Task objective: Output the data verbatim, with nothing added or dropped.

(Beginning of Records for this exercise)

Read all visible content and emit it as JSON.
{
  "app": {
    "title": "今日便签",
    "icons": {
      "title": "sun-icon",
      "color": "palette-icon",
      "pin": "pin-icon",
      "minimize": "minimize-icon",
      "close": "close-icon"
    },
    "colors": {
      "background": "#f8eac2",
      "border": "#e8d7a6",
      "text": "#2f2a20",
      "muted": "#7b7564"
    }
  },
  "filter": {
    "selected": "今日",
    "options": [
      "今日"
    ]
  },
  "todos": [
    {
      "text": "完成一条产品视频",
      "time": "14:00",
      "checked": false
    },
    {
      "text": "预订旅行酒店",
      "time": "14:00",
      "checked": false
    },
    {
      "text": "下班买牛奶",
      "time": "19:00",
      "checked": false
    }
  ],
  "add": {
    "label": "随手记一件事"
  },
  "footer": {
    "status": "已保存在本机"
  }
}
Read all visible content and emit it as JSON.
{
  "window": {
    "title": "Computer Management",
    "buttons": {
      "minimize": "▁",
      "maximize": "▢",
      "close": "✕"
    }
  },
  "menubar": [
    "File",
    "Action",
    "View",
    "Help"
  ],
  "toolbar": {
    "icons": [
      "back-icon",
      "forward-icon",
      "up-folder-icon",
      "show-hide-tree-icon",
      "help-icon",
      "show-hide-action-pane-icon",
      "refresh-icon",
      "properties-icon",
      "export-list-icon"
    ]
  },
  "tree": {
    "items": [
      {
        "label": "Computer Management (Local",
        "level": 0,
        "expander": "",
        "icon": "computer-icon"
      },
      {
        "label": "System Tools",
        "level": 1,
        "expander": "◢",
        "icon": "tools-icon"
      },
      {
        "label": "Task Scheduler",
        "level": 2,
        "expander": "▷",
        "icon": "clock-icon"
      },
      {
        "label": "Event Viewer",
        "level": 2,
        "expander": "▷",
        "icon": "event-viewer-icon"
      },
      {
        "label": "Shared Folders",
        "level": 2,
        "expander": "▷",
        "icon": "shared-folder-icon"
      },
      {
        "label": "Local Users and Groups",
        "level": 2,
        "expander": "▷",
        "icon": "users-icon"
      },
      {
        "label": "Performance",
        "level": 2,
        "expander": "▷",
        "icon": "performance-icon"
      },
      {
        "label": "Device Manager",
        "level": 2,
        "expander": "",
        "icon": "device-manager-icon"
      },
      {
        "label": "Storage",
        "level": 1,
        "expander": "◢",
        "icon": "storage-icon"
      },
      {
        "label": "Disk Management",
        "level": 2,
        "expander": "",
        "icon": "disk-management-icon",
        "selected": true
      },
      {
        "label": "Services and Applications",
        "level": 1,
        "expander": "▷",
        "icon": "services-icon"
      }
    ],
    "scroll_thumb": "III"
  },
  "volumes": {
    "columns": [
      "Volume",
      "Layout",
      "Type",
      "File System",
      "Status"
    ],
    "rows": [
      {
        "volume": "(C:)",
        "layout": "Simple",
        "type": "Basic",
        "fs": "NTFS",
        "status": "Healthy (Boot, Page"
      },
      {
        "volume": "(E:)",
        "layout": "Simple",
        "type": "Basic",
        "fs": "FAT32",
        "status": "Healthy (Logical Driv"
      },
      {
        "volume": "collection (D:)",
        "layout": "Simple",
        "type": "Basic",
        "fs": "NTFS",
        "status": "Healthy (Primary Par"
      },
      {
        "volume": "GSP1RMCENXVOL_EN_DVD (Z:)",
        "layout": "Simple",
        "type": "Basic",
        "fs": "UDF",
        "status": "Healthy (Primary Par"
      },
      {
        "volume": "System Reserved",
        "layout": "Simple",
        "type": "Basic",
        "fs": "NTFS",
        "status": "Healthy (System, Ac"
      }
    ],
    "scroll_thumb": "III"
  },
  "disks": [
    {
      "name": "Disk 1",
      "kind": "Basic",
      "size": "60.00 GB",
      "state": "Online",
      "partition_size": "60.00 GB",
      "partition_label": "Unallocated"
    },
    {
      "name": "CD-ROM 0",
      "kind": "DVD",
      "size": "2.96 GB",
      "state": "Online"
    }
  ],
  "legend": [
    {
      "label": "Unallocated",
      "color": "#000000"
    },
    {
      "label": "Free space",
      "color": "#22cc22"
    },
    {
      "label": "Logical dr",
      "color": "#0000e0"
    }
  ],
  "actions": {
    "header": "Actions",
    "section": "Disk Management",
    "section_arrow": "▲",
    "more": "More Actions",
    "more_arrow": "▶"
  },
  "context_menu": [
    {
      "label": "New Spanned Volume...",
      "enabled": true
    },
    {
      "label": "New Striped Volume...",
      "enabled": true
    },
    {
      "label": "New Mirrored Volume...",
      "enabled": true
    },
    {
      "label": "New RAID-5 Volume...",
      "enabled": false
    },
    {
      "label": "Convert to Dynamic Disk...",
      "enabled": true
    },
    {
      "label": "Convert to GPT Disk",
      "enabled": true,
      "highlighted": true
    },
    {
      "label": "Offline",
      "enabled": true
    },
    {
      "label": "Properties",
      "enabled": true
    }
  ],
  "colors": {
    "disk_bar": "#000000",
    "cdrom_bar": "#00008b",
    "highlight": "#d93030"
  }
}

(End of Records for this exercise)

Solution to this problem:
Read all visible content and emit it as JSON.
{
  "app": {
    "title": "今日便签",
    "icons": {
      "title": "sun-icon",
      "color": "palette-icon",
      "pin": "pin-icon",
      "minimize": "minimize-icon",
      "close": "close-icon"
    },
    "colors": {
      "background": "#f8eac2",
      "border": "#e8d7a6",
      "text": "#2f2a20",
      "muted": "#7b7564"
    }
  },
  "filter": {
    "selected": "今日",
    "options": [
      "今日"
    ]
  },
  "todos": [
    {
      "text": "完成一条产品视频",
      "time": "14:00",
      "checked": false
    },
    {
      "text": "预订旅行酒店",
      "time": "14:00",
      "checked": false
    },
    {
      "text": "下班买牛奶",
      "time": "19:00",
      "checked": false
    }
  ],
  "add": {
    "label": "随手记一件事"
  },
  "footer": {
    "status": "已保存在本机"
  }
}
Read all visible content and emit it as JSON.
{
  "window": {
    "title": "Computer Management",
    "buttons": {
      "minimize": "▁",
      "maximize": "▢",
      "close": "✕"
    }
  },
  "menubar": [
    "File",
    "Action",
    "View",
    "Help"
  ],
  "toolbar": {
    "icons": [
      "back-icon",
      "forward-icon",
      "up-folder-icon",
      "show-hide-tree-icon",
      "help-icon",
      "show-hide-action-pane-icon",
      "refresh-icon",
      "properties-icon",
      "export-list-icon"
    ]
  },
  "tree": {
    "items": [
      {
        "label": "Computer Management (Local",
        "level": 0,
        "expander": "",
        "icon": "computer-icon"
      },
      {
        "label": "System Tools",
        "level": 1,
        "expander": "◢",
        "icon": "tools-icon"
      },
      {
        "label": "Task Scheduler",
        "level": 2,
        "expander": "▷",
        "icon": "clock-icon"
      },
      {
        "label": "Event Viewer",
        "level": 2,
        "expander": "▷",
        "icon": "event-viewer-icon"
      },
      {
        "label": "Shared Folders",
        "level": 2,
        "expander": "▷",
        "icon": "shared-folder-icon"
      },
      {
        "label": "Local Users and Groups",
        "level": 2,
        "expander": "▷",
        "icon": "users-icon"
      },
      {
        "label": "Performance",
        "level": 2,
        "expander": "▷",
        "icon": "performance-icon"
      },
      {
        "label": "Device Manager",
        "level": 2,
        "expander": "",
        "icon": "device-manager-icon"
      },
      {
        "label": "Storage",
        "level": 1,
        "expander": "◢",
        "icon": "storage-icon"
      },
      {
        "label": "Disk Management",
        "level": 2,
        "expander": "",
        "icon": "disk-management-icon",
        "selected": true
      },
      {
        "label": "Services and Applications",
        "level": 1,
        "expander": "▷",
        "icon": "services-icon"
      }
    ],
    "scroll_thumb": "III"
  },
  "volumes": {
    "columns": [
      "Volume",
      "Layout",
      "Type",
      "File System",
      "Status"
    ],
    "rows": [
      {
        "volume": "(C:)",
        "layout": "Simple",
        "type": "Basic",
        "fs": "NTFS",
        "status": "Healthy (Boot, Page"
      },
      {
        "volume": "(E:)",
        "layout": "Simple",
        "type": "Basic",
        "fs": "FAT32",
        "status": "Healthy (Logical Driv"
      },
      {
        "volume": "collection (D:)",
        "layout": "Simple",
        "type": "Basic",
        "fs": "NTFS",
        "status": "Healthy (Primary Par"
      },
      {
        "volume": "GSP1RMCENXVOL_EN_DVD (Z:)",
        "layout": "Simple",
        "type": "Basic",
        "fs": "UDF",
        "status": "Healthy (Primary Par"
      },
      {
        "volume": "System Reserved",
        "layout": "Simple",
        "type": "Basic",
        "fs": "NTFS",
        "status": "Healthy (System, Ac"
      }
    ],
    "scroll_thumb": "III"
  },
  "disks": [
    {
      "name": "Disk 1",
      "kind": "Basic",
      "size": "60.00 GB",
      "state": "Online",
      "partition_size": "60.00 GB",
      "partition_label": "Unallocated"
    },
    {
      "name": "CD-ROM 0",
      "kind": "DVD",
      "size": "2.96 GB",
      "state": "Online"
    }
  ],
  "legend": [
    {
      "label": "Unallocated",
      "color": "#000000"
    },
    {
      "label": "Free space",
      "color": "#22cc22"
    },
    {
      "label": "Logical dr",
      "color": "#0000e0"
    }
  ],
  "actions": {
    "header": "Actions",
    "section": "Disk Management",
    "section_arrow": "▲",
    "more": "More Actions",
    "more_arrow": "▶"
  },
  "context_menu": [
    {
      "label": "New Spanned Volume...",
      "enabled": true
    },
    {
      "label": "New Striped Volume...",
      "enabled": true
    },
    {
      "label": "New Mirrored Volume...",
      "enabled": true
    },
    {
      "label": "New RAID-5 Volume...",
      "enabled": false
    },
    {
      "label": "Convert to Dynamic Disk...",
      "enabled": true
    },
    {
      "label": "Convert to GPT Disk",
      "enabled": true,
      "highlighted": true
    },
    {
      "label": "Offline",
      "enabled": true
    },
    {
      "label": "Properties",
      "enabled": true
    }
  ],
  "colors": {
    "disk_bar": "#000000",
    "cdrom_bar": "#00008b",
    "highlight": "#d93030"
  }
}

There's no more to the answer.